At first one color for a hex is fine, but I hope that future versions will include some kind of fractal terrain.

icosahedron
06-03-2009, 07:09 AM
Great idea Isomage. I can see me using this. Repped. :) Maybe you need to be more abstract to represent alien terrain. Simple things like your triangle for mountains, a scribble blob for vegetation, the traditional 3 stalks for swamps, a couple of dunes for desert...

Alien colour can be a problem. Again, I'd go with simplistic representation (though I'm probably in the minority here amongst the artistic types) with maybe just two or three colours, khaki for land, bluish-purple for 'sea' and maybe a greyish-brown for arid/barren areas.
Just my two credits. ;)

isomage
06-03-2009, 07:13 AM
At first one color for a hex is fine, but I hope that future versions will include some kind of fractal terrain.

The maps are actually fractal terrain already (just low-resolution fractal terrain) :) The program samples 3D noise at points on the surface of the icosahedron, with high values being rendered as mountains, middling values as flat land, and low values as sea. More noise is used to determine vegetation distribution (the light and dark green patches).

I'll only be putting a single terrain icon in each hex, and it should be viewed as the predominant type within the hex, not as the exclusive type. If we were to zoom in, subdividing each hex into several smaller ones, we would find that a coastal land hex would actually contain a number of land and sea hexes, and any of the new, smaller, coastal land hexes could similarly be subdivided, and so on. The map at the resolution given is just a high-level overview, and any individual hexes would need to be mapped in detail by the GM if players were to do any serious exploring.

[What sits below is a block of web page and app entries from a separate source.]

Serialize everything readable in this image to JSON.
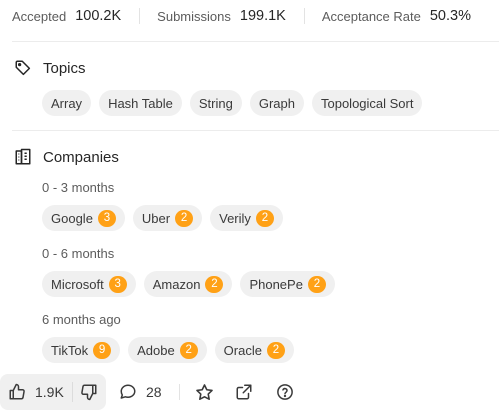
{
  "stats": [
    {
      "label": "Accepted",
      "value": "100.2K"
    },
    {
      "label": "Submissions",
      "value": "199.1K"
    },
    {
      "label": "Acceptance Rate",
      "value": "50.3%"
    }
  ],
  "topics": {
    "title": "Topics",
    "icon": "tag-icon",
    "items": [
      "Array",
      "Hash Table",
      "String",
      "Graph",
      "Topological Sort"
    ]
  },
  "companies": {
    "title": "Companies",
    "icon": "building-icon",
    "groups": [
      {
        "period": "0 - 3 months",
        "items": [
          {
            "name": "Google",
            "count": "3"
          },
          {
            "name": "Uber",
            "count": "2"
          },
          {
            "name": "Verily",
            "count": "2"
          }
        ]
      },
      {
        "period": "0 - 6 months",
        "items": [
          {
            "name": "Microsoft",
            "count": "3"
          },
          {
            "name": "Amazon",
            "count": "2"
          },
          {
            "name": "PhonePe",
            "count": "2"
          }
        ]
      },
      {
        "period": "6 months ago",
        "items": [
          {
            "name": "TikTok",
            "count": "9"
          },
          {
            "name": "Adobe",
            "count": "2"
          },
          {
            "name": "Oracle",
            "count": "2"
          }
        ]
      }
    ]
  },
  "actions": {
    "likes": "1.9K",
    "comments": "28",
    "like_icon": "thumbs-up-icon",
    "dislike_icon": "thumbs-down-icon",
    "comment_icon": "comment-icon",
    "star_icon": "star-icon",
    "share_icon": "share-icon",
    "help_icon": "question-icon"
  },
  "colors": {
    "badge": "#ffa116",
    "chip": "#f0f0f0"
  }
}
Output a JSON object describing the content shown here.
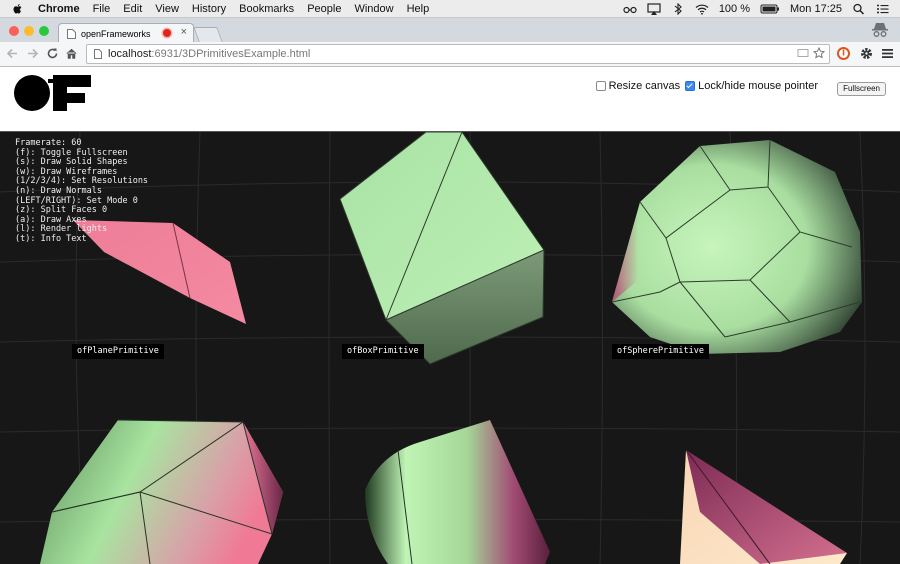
{
  "menubar": {
    "app_name": "Chrome",
    "items": [
      "File",
      "Edit",
      "View",
      "History",
      "Bookmarks",
      "People",
      "Window",
      "Help"
    ],
    "battery": "100 %",
    "clock": "Mon 17:25"
  },
  "tab": {
    "title": "openFrameworks"
  },
  "omnibox": {
    "host": "localhost",
    "path": ":6931/3DPrimitivesExample.html"
  },
  "controls": {
    "resize_label": "Resize canvas",
    "resize_checked": false,
    "lock_label": "Lock/hide mouse pointer",
    "lock_checked": true,
    "fullscreen_label": "Fullscreen"
  },
  "info_lines": [
    "Framerate: 60",
    "(f): Toggle Fullscreen",
    "(s): Draw Solid Shapes",
    "(w): Draw Wireframes",
    "(1/2/3/4): Set Resolutions",
    "(n): Draw Normals",
    "(LEFT/RIGHT): Set Mode 0",
    "(z): Split Faces 0",
    "(a): Draw Axes",
    "(l): Render lights",
    "(t): Info Text"
  ],
  "primitive_labels": {
    "plane": "ofPlanePrimitive",
    "box": "ofBoxPrimitive",
    "sphere": "ofSpherePrimitive"
  },
  "icons": {
    "apple": "apple-icon",
    "back": "back-arrow-icon",
    "forward": "forward-arrow-icon",
    "reload": "reload-icon",
    "home": "home-icon",
    "star": "bookmark-star-icon",
    "settings": "gear-icon",
    "menu": "hamburger-menu-icon"
  },
  "colors": {
    "pink": "#f07a95",
    "green": "#a8e4a0",
    "canvas_bg": "#171717"
  }
}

For example, here's the same patch of terrain rendered at successively higher resolutions with my random wilderness map generator (http://axiscity.hexamon.net/users/isomage/wildgen/). At each step, each hex is replaced by four smaller ones, and the process could go on forever, adding ever more detail.

isomage
06-03-2009, 07:14 AM
The color of the photosynthetic pigment (for plants) can vary depending on the star color:
http://en.wikipedia.org/wiki/Photosynthetic_pigment

That's interesting, thanks. I guess I could have a range of colors for plants (and another range for seas, another for soil, and so on)

isomage
06-03-2009, 07:17 AM
Alien colour can be a problem. Again, I'd go with simplistic representation (though I'm probably in the minority here amongst the artistic types) with maybe just two or three colours, khaki for land, bluish-purple for 'sea' and maybe a greyish-brown for arid/barren areas.
Just my two credits. ;)

Good suggestions. The off-color sea is a good idea -- it could be blue enough to represent Earthlike oceans, but still different enough to encompass all sorts of alien types.

thomryng
10-29-2010, 07:50 PM
Sorry to resurrect a dead thread, but did you ever get the UPP input on this working?

cheers,

thom

AHawk
12-21-2010, 08:35 PM
its awesome!, so did you get it to accept UPPs, yet?